Fay van den Bos

In December 2016, I moved from the city center of Amsterdam to IJburg, a relatively new suburban area with plenty of space and nature around.

My house is located next to a large lake called IJmeer, so the view from the front of the house is amazing. One side of the house borders me with many paths and the other with a courtyard and some apartment complexes, but not close.

I have a panoramic view of the water and the beach of the city and I don't want to block it with a curtain or blinds. Day or night.

The view during the sunset is amazing and I feel very happy to wake up and walk into the living room with my coffee and look outside. It creates a feeling of calm and freedom and with the life of the city going on outside it gives that feeling of the city that I need.

I can't imagine living alone in a meadow. I like the spaciousness and the water in particular. The view is a very important part of the reason I live here.

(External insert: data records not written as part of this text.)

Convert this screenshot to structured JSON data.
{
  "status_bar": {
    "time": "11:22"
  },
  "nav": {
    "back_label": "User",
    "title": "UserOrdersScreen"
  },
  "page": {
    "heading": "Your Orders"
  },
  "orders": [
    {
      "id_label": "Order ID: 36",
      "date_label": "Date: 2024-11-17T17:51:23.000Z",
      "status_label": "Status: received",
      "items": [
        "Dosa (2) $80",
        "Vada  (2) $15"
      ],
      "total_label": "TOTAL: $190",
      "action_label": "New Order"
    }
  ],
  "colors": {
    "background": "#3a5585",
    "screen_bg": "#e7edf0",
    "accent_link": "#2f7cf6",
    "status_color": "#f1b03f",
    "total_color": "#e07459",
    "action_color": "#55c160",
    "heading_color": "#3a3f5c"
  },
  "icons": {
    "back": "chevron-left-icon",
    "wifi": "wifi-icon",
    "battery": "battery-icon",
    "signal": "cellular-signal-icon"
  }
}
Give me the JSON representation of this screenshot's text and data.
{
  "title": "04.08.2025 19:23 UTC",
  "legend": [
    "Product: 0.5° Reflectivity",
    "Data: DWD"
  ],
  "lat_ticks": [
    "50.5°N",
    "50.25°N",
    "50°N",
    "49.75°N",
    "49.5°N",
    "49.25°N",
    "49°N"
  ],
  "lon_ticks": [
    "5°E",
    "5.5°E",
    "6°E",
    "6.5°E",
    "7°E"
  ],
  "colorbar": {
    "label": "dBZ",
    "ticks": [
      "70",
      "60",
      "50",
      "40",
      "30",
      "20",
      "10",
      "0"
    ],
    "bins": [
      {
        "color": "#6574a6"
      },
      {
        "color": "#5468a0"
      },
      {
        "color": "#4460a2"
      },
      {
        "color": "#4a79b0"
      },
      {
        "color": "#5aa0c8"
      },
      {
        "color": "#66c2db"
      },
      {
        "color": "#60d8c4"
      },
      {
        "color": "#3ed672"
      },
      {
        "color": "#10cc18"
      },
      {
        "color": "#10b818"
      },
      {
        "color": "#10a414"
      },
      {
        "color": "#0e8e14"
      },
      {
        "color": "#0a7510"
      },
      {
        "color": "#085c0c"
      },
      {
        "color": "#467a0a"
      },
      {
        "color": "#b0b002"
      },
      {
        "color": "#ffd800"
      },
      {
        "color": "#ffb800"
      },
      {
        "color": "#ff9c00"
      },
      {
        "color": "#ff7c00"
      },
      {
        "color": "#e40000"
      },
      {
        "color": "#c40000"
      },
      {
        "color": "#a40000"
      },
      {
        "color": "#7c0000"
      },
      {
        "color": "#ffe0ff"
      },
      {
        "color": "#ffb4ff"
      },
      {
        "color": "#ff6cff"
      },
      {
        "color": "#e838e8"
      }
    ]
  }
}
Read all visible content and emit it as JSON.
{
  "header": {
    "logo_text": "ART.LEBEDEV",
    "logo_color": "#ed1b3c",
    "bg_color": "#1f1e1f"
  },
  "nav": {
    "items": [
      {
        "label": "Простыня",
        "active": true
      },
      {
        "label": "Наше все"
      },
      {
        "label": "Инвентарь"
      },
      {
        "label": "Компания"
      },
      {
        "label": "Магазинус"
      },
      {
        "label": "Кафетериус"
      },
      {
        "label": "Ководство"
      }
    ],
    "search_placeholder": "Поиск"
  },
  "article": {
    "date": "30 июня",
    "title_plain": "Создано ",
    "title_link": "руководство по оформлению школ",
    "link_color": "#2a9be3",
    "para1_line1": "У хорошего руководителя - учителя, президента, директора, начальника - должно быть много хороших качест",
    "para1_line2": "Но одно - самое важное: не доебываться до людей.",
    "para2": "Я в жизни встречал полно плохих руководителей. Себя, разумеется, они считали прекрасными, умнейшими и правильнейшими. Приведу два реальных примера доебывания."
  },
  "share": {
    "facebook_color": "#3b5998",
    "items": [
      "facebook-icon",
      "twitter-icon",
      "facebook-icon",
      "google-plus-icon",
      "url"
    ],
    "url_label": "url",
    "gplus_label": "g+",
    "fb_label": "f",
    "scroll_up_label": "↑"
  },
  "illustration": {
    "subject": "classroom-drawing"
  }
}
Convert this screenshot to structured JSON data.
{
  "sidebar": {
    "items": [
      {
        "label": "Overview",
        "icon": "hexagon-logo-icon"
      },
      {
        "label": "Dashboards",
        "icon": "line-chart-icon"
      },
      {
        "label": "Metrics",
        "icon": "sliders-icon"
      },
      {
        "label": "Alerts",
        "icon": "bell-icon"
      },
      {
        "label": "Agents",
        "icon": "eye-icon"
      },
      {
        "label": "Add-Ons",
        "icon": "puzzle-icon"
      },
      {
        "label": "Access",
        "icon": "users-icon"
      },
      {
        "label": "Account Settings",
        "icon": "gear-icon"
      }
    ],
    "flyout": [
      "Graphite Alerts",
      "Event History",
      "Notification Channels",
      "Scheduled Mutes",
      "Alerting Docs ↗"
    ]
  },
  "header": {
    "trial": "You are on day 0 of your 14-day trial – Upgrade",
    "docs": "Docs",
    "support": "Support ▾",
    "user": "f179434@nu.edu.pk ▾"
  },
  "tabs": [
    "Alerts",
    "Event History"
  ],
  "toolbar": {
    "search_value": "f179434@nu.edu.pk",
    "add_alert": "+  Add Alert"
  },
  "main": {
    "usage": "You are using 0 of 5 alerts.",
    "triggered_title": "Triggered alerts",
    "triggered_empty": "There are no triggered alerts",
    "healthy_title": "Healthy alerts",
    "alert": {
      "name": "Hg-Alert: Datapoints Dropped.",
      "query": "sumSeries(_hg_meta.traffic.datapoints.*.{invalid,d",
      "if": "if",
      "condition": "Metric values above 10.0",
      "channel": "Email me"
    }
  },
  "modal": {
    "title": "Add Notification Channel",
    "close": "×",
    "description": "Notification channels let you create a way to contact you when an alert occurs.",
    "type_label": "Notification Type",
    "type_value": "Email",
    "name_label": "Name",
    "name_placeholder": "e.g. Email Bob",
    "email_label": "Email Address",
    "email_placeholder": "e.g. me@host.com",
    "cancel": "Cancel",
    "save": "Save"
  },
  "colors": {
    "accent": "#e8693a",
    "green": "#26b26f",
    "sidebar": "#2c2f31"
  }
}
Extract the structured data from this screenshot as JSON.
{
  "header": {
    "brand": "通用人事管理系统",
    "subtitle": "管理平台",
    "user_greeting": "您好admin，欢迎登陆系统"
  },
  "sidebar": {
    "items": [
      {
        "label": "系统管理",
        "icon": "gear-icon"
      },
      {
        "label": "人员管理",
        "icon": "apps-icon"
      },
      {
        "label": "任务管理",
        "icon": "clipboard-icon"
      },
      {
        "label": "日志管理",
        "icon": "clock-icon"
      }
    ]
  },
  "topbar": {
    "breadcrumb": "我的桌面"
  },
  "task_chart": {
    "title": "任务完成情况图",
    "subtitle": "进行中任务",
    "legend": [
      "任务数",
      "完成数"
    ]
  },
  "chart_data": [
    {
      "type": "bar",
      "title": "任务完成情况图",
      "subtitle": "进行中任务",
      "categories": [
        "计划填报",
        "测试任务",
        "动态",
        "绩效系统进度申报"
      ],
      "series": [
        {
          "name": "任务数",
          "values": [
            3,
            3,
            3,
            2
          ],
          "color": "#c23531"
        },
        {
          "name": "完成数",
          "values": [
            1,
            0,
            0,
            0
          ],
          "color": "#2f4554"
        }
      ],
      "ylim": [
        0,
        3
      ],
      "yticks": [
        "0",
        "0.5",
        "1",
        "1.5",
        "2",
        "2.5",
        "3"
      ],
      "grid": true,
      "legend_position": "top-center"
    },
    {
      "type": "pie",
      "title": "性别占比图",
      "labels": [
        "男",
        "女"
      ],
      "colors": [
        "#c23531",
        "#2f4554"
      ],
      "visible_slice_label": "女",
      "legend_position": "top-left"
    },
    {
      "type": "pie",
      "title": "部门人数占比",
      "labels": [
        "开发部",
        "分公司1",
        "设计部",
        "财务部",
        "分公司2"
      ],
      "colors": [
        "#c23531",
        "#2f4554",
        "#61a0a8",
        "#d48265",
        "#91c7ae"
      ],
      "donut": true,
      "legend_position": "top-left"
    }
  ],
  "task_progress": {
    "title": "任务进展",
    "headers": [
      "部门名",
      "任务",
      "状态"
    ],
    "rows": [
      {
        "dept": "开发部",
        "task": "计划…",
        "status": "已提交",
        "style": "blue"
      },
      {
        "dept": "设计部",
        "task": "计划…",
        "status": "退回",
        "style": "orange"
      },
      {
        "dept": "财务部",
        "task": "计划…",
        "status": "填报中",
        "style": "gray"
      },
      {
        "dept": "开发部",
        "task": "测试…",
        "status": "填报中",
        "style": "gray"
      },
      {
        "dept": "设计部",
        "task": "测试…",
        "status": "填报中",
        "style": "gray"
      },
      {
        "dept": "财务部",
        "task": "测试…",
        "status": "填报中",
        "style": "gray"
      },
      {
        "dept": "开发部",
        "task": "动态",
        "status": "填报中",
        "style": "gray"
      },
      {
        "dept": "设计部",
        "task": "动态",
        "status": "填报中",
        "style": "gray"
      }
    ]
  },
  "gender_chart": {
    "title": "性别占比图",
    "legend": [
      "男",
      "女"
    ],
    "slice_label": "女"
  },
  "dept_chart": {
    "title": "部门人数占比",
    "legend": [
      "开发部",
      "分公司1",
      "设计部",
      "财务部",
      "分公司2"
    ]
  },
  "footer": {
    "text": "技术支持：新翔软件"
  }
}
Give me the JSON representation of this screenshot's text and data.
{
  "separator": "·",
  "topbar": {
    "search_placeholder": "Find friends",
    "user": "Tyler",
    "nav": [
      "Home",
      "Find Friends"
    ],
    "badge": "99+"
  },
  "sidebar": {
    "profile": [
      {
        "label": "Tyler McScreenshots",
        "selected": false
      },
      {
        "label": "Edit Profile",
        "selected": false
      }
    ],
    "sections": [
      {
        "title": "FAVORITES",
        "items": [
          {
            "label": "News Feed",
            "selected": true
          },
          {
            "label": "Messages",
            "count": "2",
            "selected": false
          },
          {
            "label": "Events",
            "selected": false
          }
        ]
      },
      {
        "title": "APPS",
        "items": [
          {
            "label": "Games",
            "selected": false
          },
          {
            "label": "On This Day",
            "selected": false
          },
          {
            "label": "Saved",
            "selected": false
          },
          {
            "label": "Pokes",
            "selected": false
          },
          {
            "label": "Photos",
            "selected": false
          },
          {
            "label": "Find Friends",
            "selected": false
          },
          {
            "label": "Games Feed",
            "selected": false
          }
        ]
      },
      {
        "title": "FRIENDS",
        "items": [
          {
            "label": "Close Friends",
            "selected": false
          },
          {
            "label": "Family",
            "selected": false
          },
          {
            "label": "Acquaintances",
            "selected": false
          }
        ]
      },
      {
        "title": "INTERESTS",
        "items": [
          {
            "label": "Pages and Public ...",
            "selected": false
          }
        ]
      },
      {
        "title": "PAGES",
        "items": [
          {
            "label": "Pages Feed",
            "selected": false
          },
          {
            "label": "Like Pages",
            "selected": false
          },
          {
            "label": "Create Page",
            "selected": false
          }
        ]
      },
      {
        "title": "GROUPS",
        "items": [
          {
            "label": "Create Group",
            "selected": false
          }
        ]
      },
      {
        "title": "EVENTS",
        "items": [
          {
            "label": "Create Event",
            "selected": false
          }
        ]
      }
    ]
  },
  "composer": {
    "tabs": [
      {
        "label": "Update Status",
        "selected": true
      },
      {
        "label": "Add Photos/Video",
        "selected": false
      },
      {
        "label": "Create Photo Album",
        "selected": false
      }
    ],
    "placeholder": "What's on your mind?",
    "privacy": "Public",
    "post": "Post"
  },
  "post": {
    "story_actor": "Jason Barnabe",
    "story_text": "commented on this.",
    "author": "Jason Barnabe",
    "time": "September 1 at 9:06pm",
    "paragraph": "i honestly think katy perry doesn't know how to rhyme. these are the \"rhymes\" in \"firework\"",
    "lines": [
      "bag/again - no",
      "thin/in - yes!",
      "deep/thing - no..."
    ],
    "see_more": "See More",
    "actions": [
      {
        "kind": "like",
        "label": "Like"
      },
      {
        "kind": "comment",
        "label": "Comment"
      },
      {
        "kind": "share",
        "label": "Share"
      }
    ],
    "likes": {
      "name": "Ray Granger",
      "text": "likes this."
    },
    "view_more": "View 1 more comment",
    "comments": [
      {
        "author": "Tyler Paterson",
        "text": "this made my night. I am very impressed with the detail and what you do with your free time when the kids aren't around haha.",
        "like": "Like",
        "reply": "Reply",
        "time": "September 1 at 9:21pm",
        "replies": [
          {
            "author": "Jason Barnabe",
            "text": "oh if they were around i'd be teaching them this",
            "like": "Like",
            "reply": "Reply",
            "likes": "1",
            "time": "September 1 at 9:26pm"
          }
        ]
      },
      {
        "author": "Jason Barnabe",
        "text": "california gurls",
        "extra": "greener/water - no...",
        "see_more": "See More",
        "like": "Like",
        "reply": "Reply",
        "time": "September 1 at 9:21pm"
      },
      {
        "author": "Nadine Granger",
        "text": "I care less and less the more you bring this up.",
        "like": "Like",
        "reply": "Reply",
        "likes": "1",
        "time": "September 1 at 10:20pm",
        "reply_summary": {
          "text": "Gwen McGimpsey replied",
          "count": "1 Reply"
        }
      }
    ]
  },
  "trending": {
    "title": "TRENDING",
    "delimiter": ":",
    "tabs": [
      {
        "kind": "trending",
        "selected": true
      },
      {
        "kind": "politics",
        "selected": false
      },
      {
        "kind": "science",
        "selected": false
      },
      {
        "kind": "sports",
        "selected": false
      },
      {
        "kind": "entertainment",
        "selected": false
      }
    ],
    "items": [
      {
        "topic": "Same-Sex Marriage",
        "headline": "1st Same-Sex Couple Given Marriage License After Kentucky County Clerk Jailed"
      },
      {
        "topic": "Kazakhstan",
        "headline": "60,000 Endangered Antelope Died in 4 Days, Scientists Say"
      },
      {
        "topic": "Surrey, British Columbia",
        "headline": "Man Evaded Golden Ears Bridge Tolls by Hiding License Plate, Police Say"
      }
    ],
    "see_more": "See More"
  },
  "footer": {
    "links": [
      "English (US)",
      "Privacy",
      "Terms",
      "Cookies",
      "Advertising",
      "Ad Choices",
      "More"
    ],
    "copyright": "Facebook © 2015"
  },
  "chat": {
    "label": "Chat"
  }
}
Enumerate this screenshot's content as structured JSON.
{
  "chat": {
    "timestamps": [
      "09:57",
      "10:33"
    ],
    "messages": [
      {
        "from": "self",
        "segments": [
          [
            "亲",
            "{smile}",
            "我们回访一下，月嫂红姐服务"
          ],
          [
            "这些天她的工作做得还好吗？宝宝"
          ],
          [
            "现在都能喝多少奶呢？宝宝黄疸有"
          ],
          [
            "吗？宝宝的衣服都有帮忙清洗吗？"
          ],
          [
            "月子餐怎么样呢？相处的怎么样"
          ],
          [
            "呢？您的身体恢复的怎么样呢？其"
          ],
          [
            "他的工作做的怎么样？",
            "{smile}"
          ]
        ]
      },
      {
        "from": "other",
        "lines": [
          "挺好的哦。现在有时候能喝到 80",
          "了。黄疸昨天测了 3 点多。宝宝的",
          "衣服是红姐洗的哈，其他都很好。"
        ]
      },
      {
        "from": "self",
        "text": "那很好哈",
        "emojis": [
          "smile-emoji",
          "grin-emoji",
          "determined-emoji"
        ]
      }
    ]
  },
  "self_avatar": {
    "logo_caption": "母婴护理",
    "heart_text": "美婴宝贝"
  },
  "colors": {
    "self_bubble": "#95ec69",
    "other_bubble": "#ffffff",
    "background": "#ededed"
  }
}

To create some privacy, I put my couch in a way that I can relax and lie down without people noticing.

In my grandparents' house the curtains were always open. I don't think I care about people looking inside. Their generation was more open and social. Everyone was always welcome.

I myself look at people's homes only when I see something that I like or that inspires me, such as a beautifully furnished room or a beautiful garden. I don't have to watch people eat or sit on the couch watching TV.